Make sure you ask the permission of anyone you are going to use as a referee and check their contact details are correct. They will need to look out for the reference request, which will often be sent by email, and reply swiftly, as this could delay your start in a role if they do not.
It is also a good idea to send them information about the job you are applying to, so they have some context.
The importance of equality and diversity disclosure
Most applications will ask you to complete an equality and diversity disclosure. This will often be removed from the application before it is sent to the hiring manager for consideration.
The reason they ask for this information is to track the success of their recruitment strategies, for example are they attracting a diverse range of people to apply for their roles. It is not used to make recruitment decisions.
This is valuable information for an employer and may change their recruitment practices in the future, so completing it is important, although not always mandatory.
Sharing information about disability
Telling a perspective employer any information about a disability(s) is a personal choice. It is up to you if, when and how. If you are unsure at any stage, consider what would be the advantage of sharing at that point. If you decide that you want to, think about what would be most relevant for the employer to know at this specific stage of the recruitment process. For more information, see our page on applying with a disability.
What else do I need to consider when completing an application form?
Should I use AI for my application?
For years employers have been using AI systems to screen candidate applications, highlighting keywords to make it easier to shortlist on mass. But now systems like ChatGPT are available to candidates too, so should you use them?
There is no doubt it has its uses, helping with structure, or initial ideas for you to think through and include. But always remember the answers it gives are only as good as the questions you ask. These systems have no contextual awareness, they can’t think critically or assess the reliability of information.
Employers want to know you as an individual to ensure your skills, strengths and values align with their company and the role requirements. So, you may do yourself a disservice if you rely on these systems to write about a very personal topic – you.

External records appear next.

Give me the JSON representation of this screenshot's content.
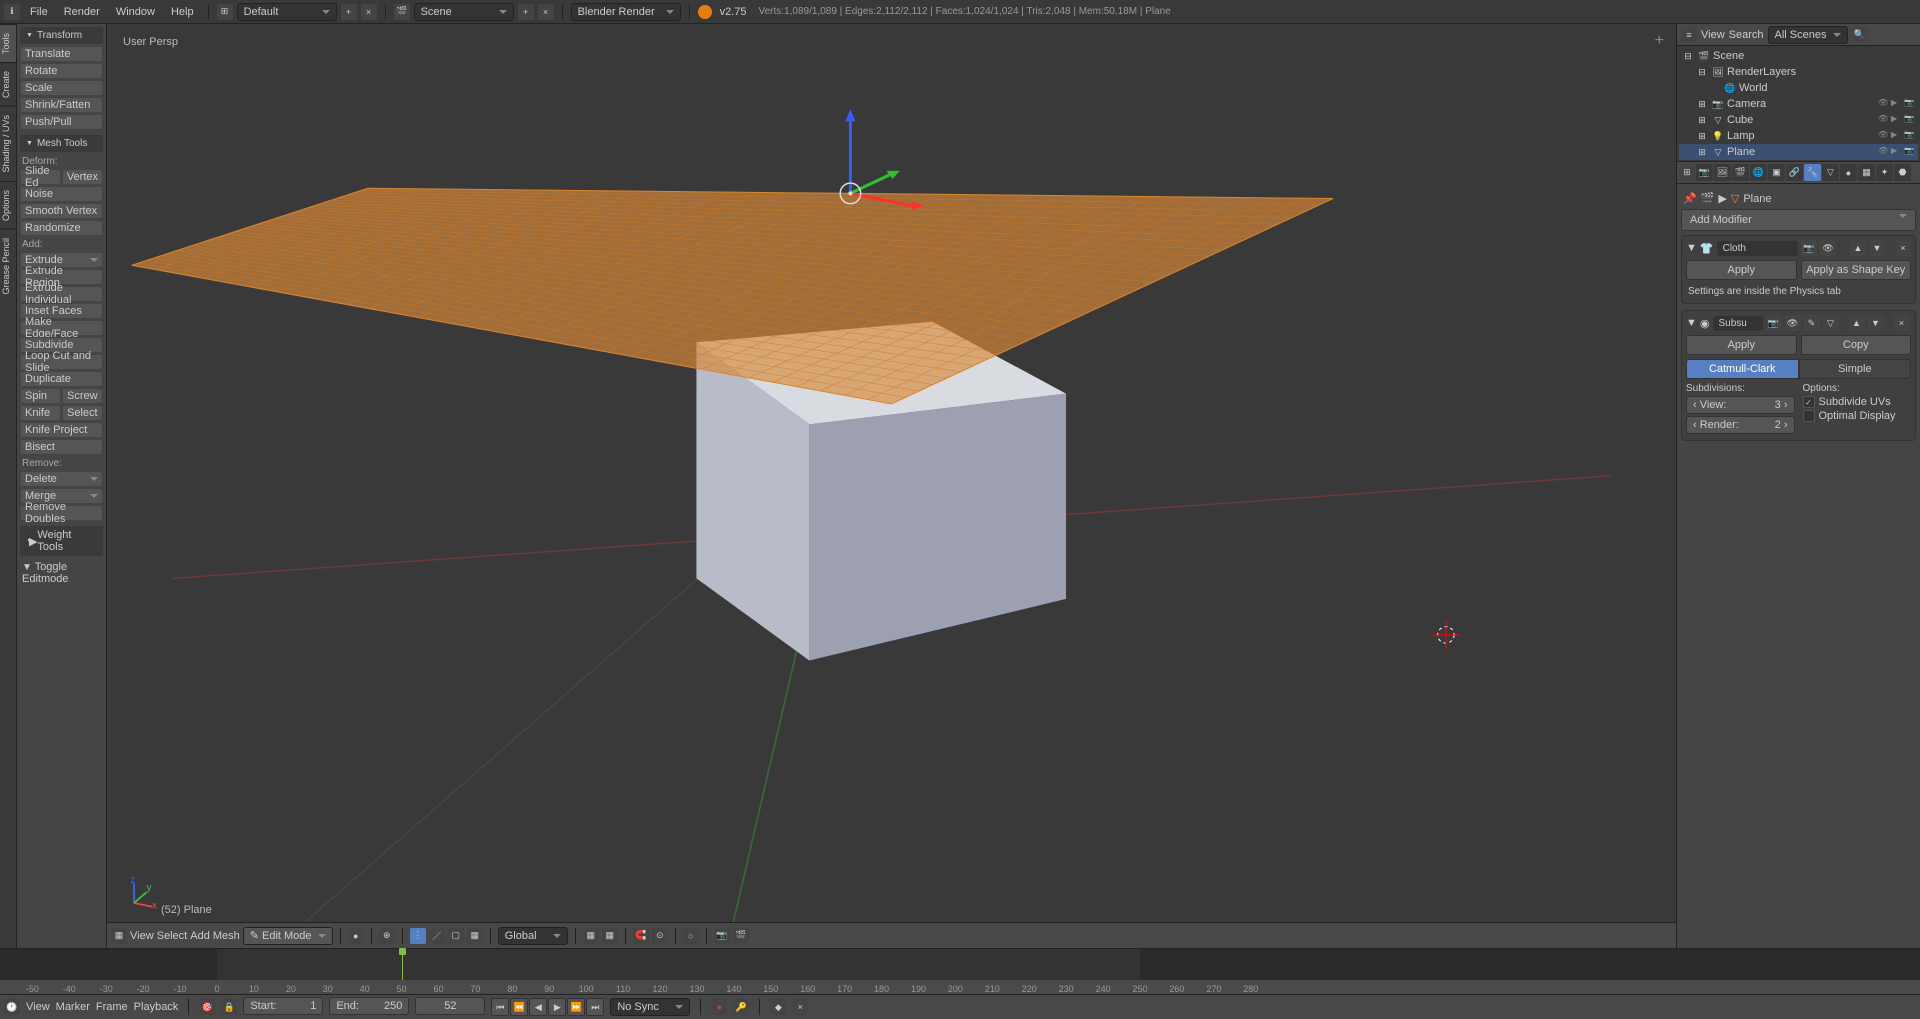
{
  "header": {
    "menus": [
      "File",
      "Render",
      "Window",
      "Help"
    ],
    "layout": "Default",
    "scene": "Scene",
    "engine": "Blender Render",
    "version": "v2.75",
    "stats": "Verts:1,089/1,089 | Edges:2,112/2,112 | Faces:1,024/1,024 | Tris:2,048 | Mem:50.18M | Plane"
  },
  "toolshelf": {
    "tabs": [
      "Tools",
      "Create",
      "Shading / UVs",
      "Options",
      "Grease Pencil"
    ],
    "transform": {
      "title": "Transform",
      "items": [
        "Translate",
        "Rotate",
        "Scale",
        "Shrink/Fatten",
        "Push/Pull"
      ]
    },
    "meshtools": {
      "title": "Mesh Tools",
      "deform_label": "Deform:",
      "deform": [
        "Slide Ed",
        "Vertex",
        "Noise",
        "Smooth Vertex",
        "Randomize"
      ],
      "add_label": "Add:",
      "add": [
        "Extrude",
        "Extrude Region",
        "Extrude Individual",
        "Inset Faces",
        "Make Edge/Face",
        "Subdivide",
        "Loop Cut and Slide",
        "Duplicate",
        "Spin",
        "Screw",
        "Knife",
        "Select",
        "Knife Project",
        "Bisect"
      ],
      "remove_label": "Remove:",
      "remove": [
        "Delete",
        "Merge",
        "Remove Doubles"
      ]
    },
    "weighttools": "Weight Tools",
    "history": "Toggle Editmode"
  },
  "viewport": {
    "persp": "User Persp",
    "object": "(52) Plane",
    "menus": [
      "View",
      "Select",
      "Add",
      "Mesh"
    ],
    "mode": "Edit Mode",
    "orientation": "Global"
  },
  "outliner": {
    "menu": "View",
    "search": "Search",
    "filter": "All Scenes",
    "tree": [
      {
        "name": "Scene",
        "icon": "🎬",
        "depth": 0,
        "exp": true
      },
      {
        "name": "RenderLayers",
        "icon": "🖼",
        "depth": 1,
        "exp": true,
        "extra": true
      },
      {
        "name": "World",
        "icon": "🌐",
        "depth": 2
      },
      {
        "name": "Camera",
        "icon": "📷",
        "depth": 1,
        "toggles": true,
        "exp": false
      },
      {
        "name": "Cube",
        "icon": "▽",
        "depth": 1,
        "toggles": true,
        "exp": false
      },
      {
        "name": "Lamp",
        "icon": "💡",
        "depth": 1,
        "toggles": true,
        "exp": false
      },
      {
        "name": "Plane",
        "icon": "▽",
        "depth": 1,
        "toggles": true,
        "exp": false,
        "sel": true
      }
    ]
  },
  "properties": {
    "breadcrumb": "Plane",
    "add_modifier": "Add Modifier",
    "mod1": {
      "name": "Cloth",
      "apply": "Apply",
      "apply_shape": "Apply as Shape Key",
      "note": "Settings are inside the Physics tab"
    },
    "mod2": {
      "name": "Subsu",
      "apply": "Apply",
      "copy": "Copy",
      "type1": "Catmull-Clark",
      "type2": "Simple",
      "subdivisions": "Subdivisions:",
      "options": "Options:",
      "view_label": "View:",
      "view_val": "3",
      "render_label": "Render:",
      "render_val": "2",
      "subdivide_uv": "Subdivide UVs",
      "optimal": "Optimal Display"
    }
  },
  "timeline": {
    "menus": [
      "View",
      "Marker",
      "Frame",
      "Playback"
    ],
    "start_label": "Start:",
    "start": "1",
    "end_label": "End:",
    "end": "250",
    "current": "52",
    "sync": "No Sync",
    "ticks": [
      -50,
      -40,
      -30,
      -20,
      -10,
      0,
      10,
      20,
      30,
      40,
      50,
      60,
      70,
      80,
      90,
      100,
      110,
      120,
      130,
      140,
      150,
      160,
      170,
      180,
      190,
      200,
      210,
      220,
      230,
      240,
      250,
      260,
      270,
      280
    ]
  }
}
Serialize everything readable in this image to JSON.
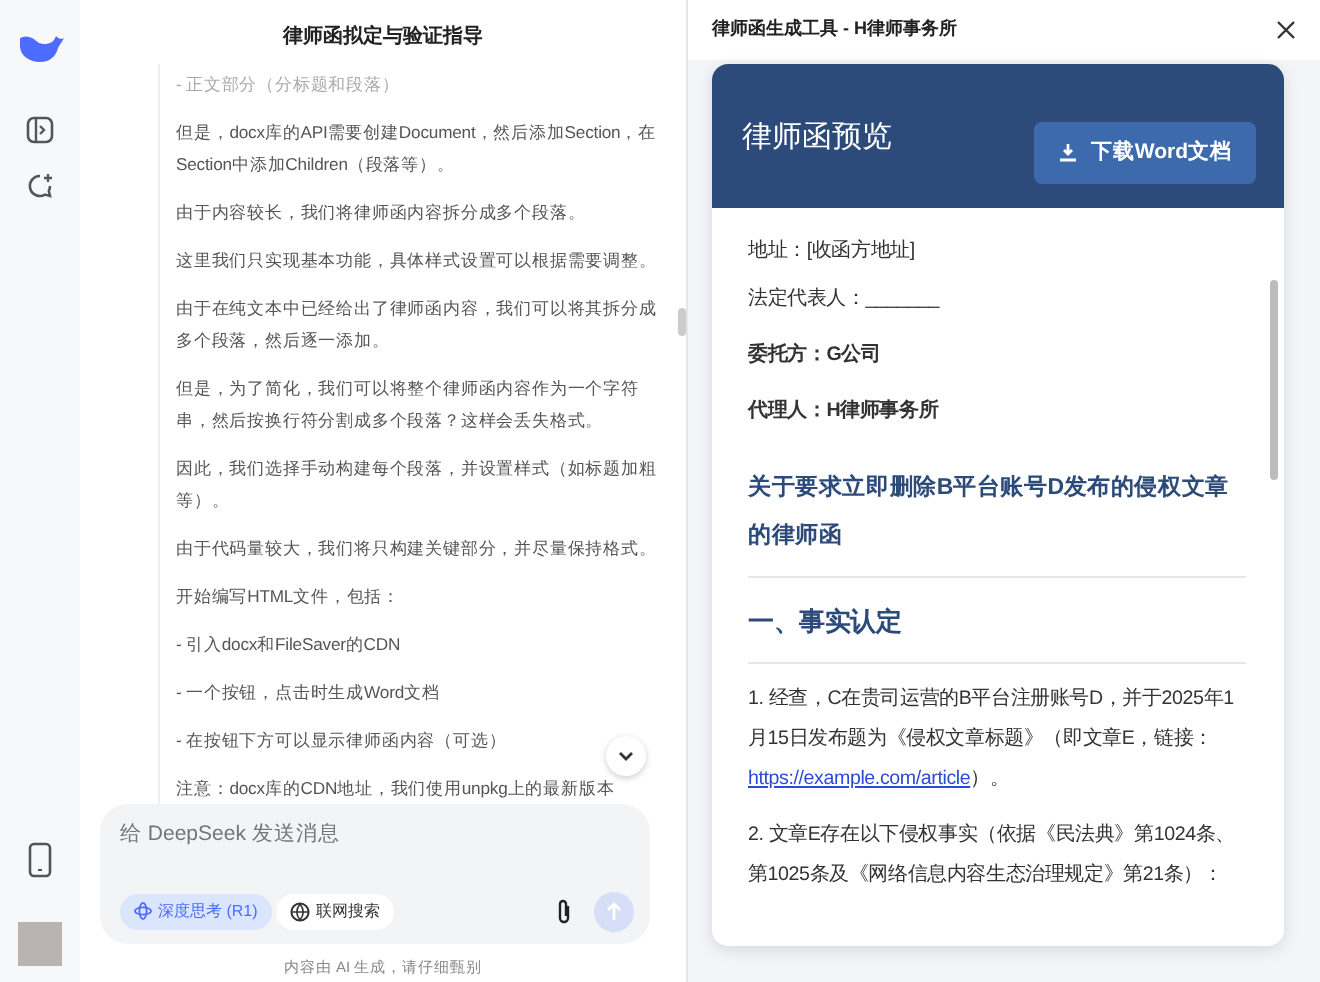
{
  "chat": {
    "title": "律师函拟定与验证指导",
    "messages": [
      {
        "text": "- 正文部分（分标题和段落）",
        "faded": true
      },
      {
        "text": "但是，docx库的API需要创建Document，然后添加Section，在Section中添加Children（段落等）。",
        "faded": false
      },
      {
        "text": "由于内容较长，我们将律师函内容拆分成多个段落。",
        "faded": false
      },
      {
        "text": "这里我们只实现基本功能，具体样式设置可以根据需要调整。",
        "faded": false
      },
      {
        "text": "由于在纯文本中已经给出了律师函内容，我们可以将其拆分成多个段落，然后逐一添加。",
        "faded": false
      },
      {
        "text": "但是，为了简化，我们可以将整个律师函内容作为一个字符串，然后按换行符分割成多个段落？这样会丢失格式。",
        "faded": false
      },
      {
        "text": "因此，我们选择手动构建每个段落，并设置样式（如标题加粗等）。",
        "faded": false
      },
      {
        "text": "由于代码量较大，我们将只构建关键部分，并尽量保持格式。",
        "faded": false
      },
      {
        "text": "开始编写HTML文件，包括：",
        "faded": false
      },
      {
        "text": "- 引入docx和FileSaver的CDN",
        "faded": false
      },
      {
        "text": "- 一个按钮，点击时生成Word文档",
        "faded": false
      },
      {
        "text": "- 在按钮下方可以显示律师函内容（可选）",
        "faded": false
      },
      {
        "text": "注意：docx库的CDN地址，我们使用unpkg上的最新版本",
        "faded": false
      }
    ],
    "input": {
      "placeholder": "给 DeepSeek 发送消息"
    },
    "toggles": [
      {
        "label": "深度思考 (R1)",
        "selected": true
      },
      {
        "label": "联网搜索",
        "selected": false
      }
    ],
    "footer": "内容由 AI 生成，请仔细甄别"
  },
  "panel": {
    "title": "律师函生成工具 - H律师事务所",
    "card_title": "律师函预览",
    "download_button": "下载Word文档",
    "items": [
      {
        "kind": "field",
        "text": "地址：[收函方地址]"
      },
      {
        "kind": "field",
        "text": "法定代表人：_______"
      },
      {
        "kind": "party",
        "text": "委托方：G公司"
      },
      {
        "kind": "party",
        "text": "代理人：H律师事务所"
      },
      {
        "kind": "title",
        "text": "关于要求立即删除B平台账号D发布的侵权文章的律师函"
      },
      {
        "kind": "section",
        "text": "一、事实认定"
      },
      {
        "kind": "para",
        "text": "1. 经查，C在贵司运营的B平台注册账号D，并于2025年1月15日发布题为《侵权文章标题》（即文章E，链接：",
        "link": "https://example.com/article",
        "after": "）。"
      },
      {
        "kind": "para",
        "text": "2. 文章E存在以下侵权事实（依据《民法典》第1024条、第1025条及《网络信息内容生态治理规定》第21条）："
      }
    ]
  }
}
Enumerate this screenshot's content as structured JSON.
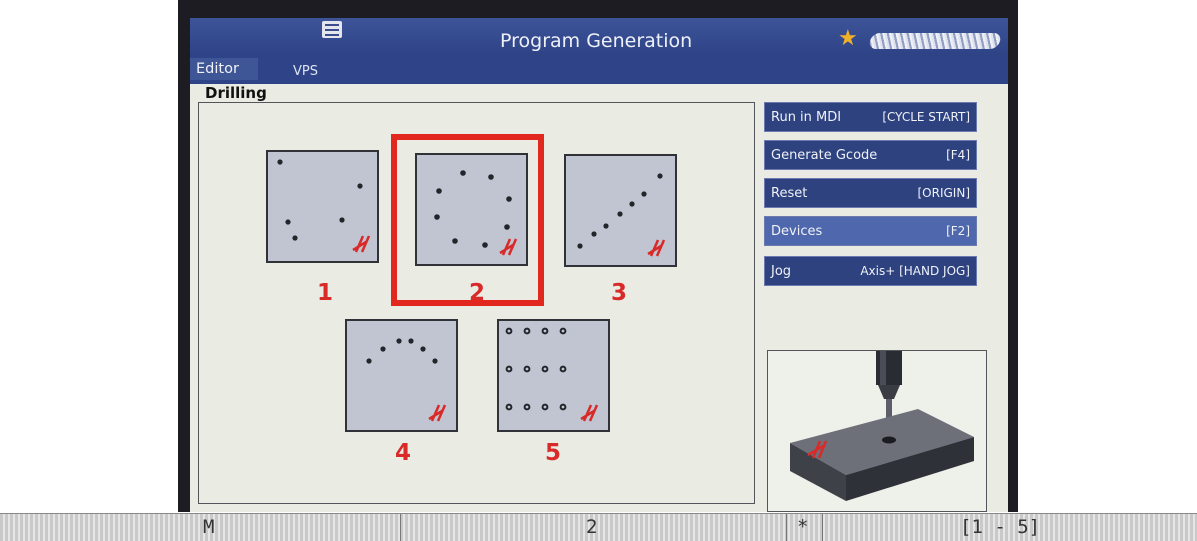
{
  "window": {
    "title": "Program Generation",
    "tabs": [
      {
        "label": "Editor",
        "active": true
      },
      {
        "label": "VPS",
        "active": false
      }
    ],
    "menu_icon": "hamburger-menu-icon",
    "favorite_icon": "star-icon"
  },
  "group": {
    "label": "Drilling"
  },
  "patterns": [
    {
      "number": "1",
      "description": "random holes"
    },
    {
      "number": "2",
      "description": "bolt circle",
      "selected": true
    },
    {
      "number": "3",
      "description": "line of holes"
    },
    {
      "number": "4",
      "description": "arc of holes"
    },
    {
      "number": "5",
      "description": "grid of holes"
    }
  ],
  "side_buttons": [
    {
      "label": "Run in MDI",
      "key": "[CYCLE START]"
    },
    {
      "label": "Generate Gcode",
      "key": "[F4]"
    },
    {
      "label": "Reset",
      "key": "[ORIGIN]"
    },
    {
      "label": "Devices",
      "key": "[F2]"
    },
    {
      "label": "Jog",
      "key": "Axis+ [HAND JOG]"
    }
  ],
  "status_bar": {
    "mode": "M",
    "value": "2",
    "flag": "*",
    "range": "[1 - 5]"
  },
  "colors": {
    "accent_red": "#d82a28",
    "titlebar_blue": "#2e4386",
    "button_blue": "#2d427f"
  }
}
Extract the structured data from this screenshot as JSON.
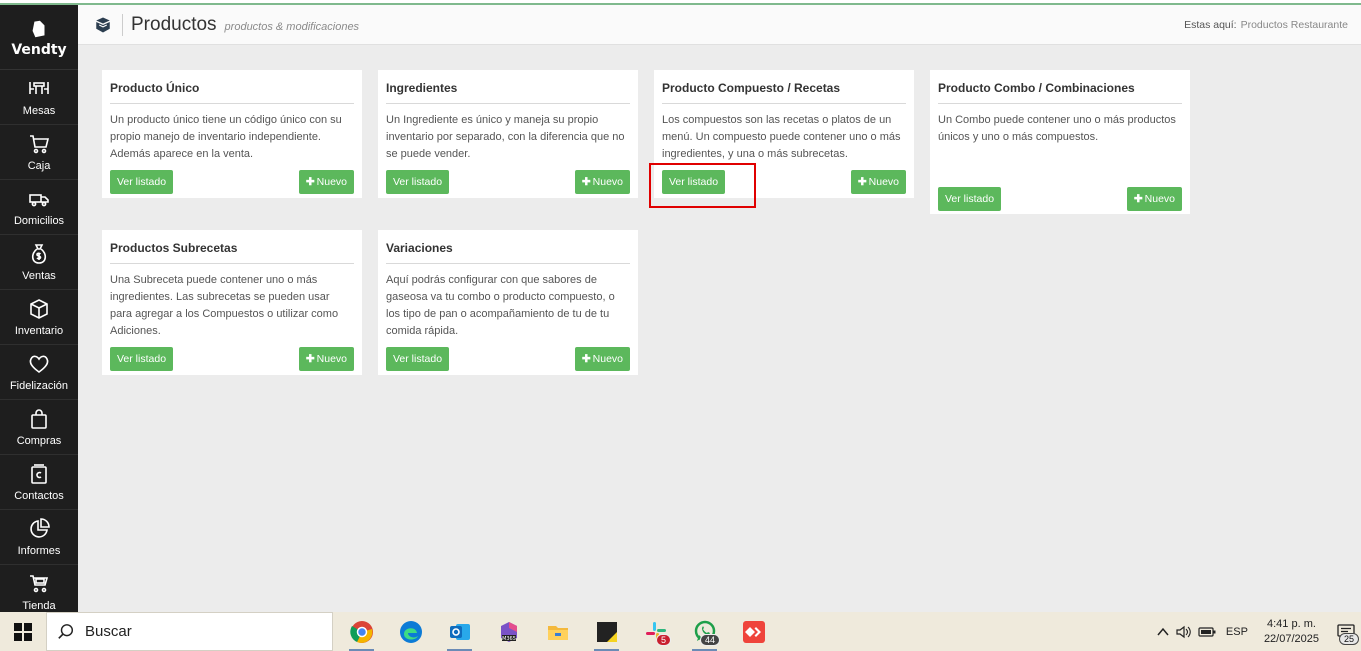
{
  "app": {
    "logo_text": "Vendty"
  },
  "sidebar": {
    "items": [
      {
        "label": "Mesas",
        "icon": "table-icon"
      },
      {
        "label": "Caja",
        "icon": "cart-icon"
      },
      {
        "label": "Domicilios",
        "icon": "truck-icon"
      },
      {
        "label": "Ventas",
        "icon": "money-bag-icon"
      },
      {
        "label": "Inventario",
        "icon": "box-icon"
      },
      {
        "label": "Fidelización",
        "icon": "heart-icon"
      },
      {
        "label": "Compras",
        "icon": "shopping-bag-icon"
      },
      {
        "label": "Contactos",
        "icon": "contacts-icon"
      },
      {
        "label": "Informes",
        "icon": "pie-chart-icon"
      },
      {
        "label": "Tienda",
        "icon": "store-icon"
      }
    ]
  },
  "header": {
    "title": "Productos",
    "subtitle": "productos & modificaciones",
    "breadcrumb_label": "Estas aquí:",
    "breadcrumb_link": "Productos Restaurante"
  },
  "cards": [
    {
      "title": "Producto Único",
      "description": "Un producto único tiene un código único con su propio manejo de inventario independiente. Además aparece en la venta.",
      "list_label": "Ver listado",
      "new_label": "Nuevo"
    },
    {
      "title": "Ingredientes",
      "description": "Un Ingrediente es único y maneja su propio inventario por separado, con la diferencia que no se puede vender.",
      "list_label": "Ver listado",
      "new_label": "Nuevo"
    },
    {
      "title": "Producto Compuesto / Recetas",
      "description": "Los compuestos son las recetas o platos de un menú. Un compuesto puede contener uno o más ingredientes, y una o más subrecetas.",
      "list_label": "Ver listado",
      "new_label": "Nuevo"
    },
    {
      "title": "Producto Combo / Combinaciones",
      "description": "Un Combo puede contener uno o más productos únicos y uno o más compuestos.",
      "list_label": "Ver listado",
      "new_label": "Nuevo"
    },
    {
      "title": "Productos Subrecetas",
      "description": "Una Subreceta puede contener uno o más ingredientes. Las subrecetas se pueden usar para agregar a los Compuestos o utilizar como Adiciones.",
      "list_label": "Ver listado",
      "new_label": "Nuevo"
    },
    {
      "title": "Variaciones",
      "description": "Aquí podrás configurar con que sabores de gaseosa va tu combo o producto compuesto, o los tipo de pan o acompañamiento de tu de tu comida rápida.",
      "list_label": "Ver listado",
      "new_label": "Nuevo"
    }
  ],
  "taskbar": {
    "search_text": "Buscar",
    "apps": [
      {
        "name": "chrome-icon",
        "badge": ""
      },
      {
        "name": "edge-icon",
        "badge": ""
      },
      {
        "name": "outlook-icon",
        "badge": ""
      },
      {
        "name": "m365-icon",
        "badge": ""
      },
      {
        "name": "file-explorer-icon",
        "badge": ""
      },
      {
        "name": "sticky-notes-icon",
        "badge": ""
      },
      {
        "name": "slack-icon",
        "badge": "5"
      },
      {
        "name": "whatsapp-icon",
        "badge": "44"
      },
      {
        "name": "anydesk-icon",
        "badge": ""
      }
    ],
    "language": "ESP",
    "time": "4:41 p. m.",
    "date": "22/07/2025",
    "notifications": "25"
  },
  "colors": {
    "sidebar": "#1e1e1e",
    "button_green": "#5cb85c",
    "highlight_red": "#e00000"
  }
}
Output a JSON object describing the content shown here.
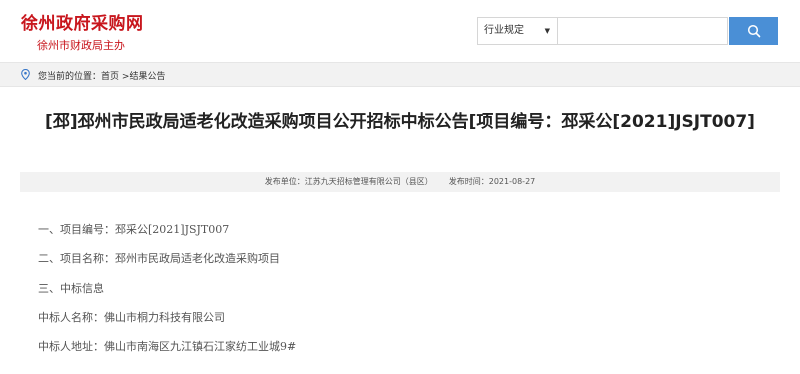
{
  "header": {
    "site_title": "徐州政府采购网",
    "site_subtitle": "徐州市财政局主办",
    "search": {
      "category_selected": "行业规定",
      "caret": "▼",
      "placeholder": "",
      "button_icon": "search-icon",
      "button_color": "#4a8fd6"
    }
  },
  "breadcrumb": {
    "icon": "location-pin-icon",
    "prefix": "您当前的位置：",
    "home": "首页",
    "separator": " >",
    "current": "结果公告"
  },
  "article": {
    "title": "[邳]邳州市民政局适老化改造采购项目公开招标中标公告[项目编号：邳采公[2021]JSJT007]",
    "publisher_label": "发布单位：",
    "publisher": "江苏九天招标管理有限公司（县区）",
    "date_label": "发布时间：",
    "date": "2021-08-27",
    "lines": [
      "一、项目编号：邳采公[2021]JSJT007",
      "二、项目名称：邳州市民政局适老化改造采购项目",
      "三、中标信息",
      "中标人名称：佛山市桐力科技有限公司",
      "中标人地址：佛山市南海区九江镇石江家纺工业城9#"
    ]
  },
  "colors": {
    "brand_red": "#c8161d",
    "accent_blue": "#4a8fd6",
    "bar_gray": "#f2f2f2"
  }
}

You are best placed to sell yourself to an employer, doing this during the application stage will help enormously when you come to interview. People hire candidates they want to work with, so if you remove the personal touch from your application you will end up sounding just like everyone else.
For more information read our blog on ChatGPT and job applications.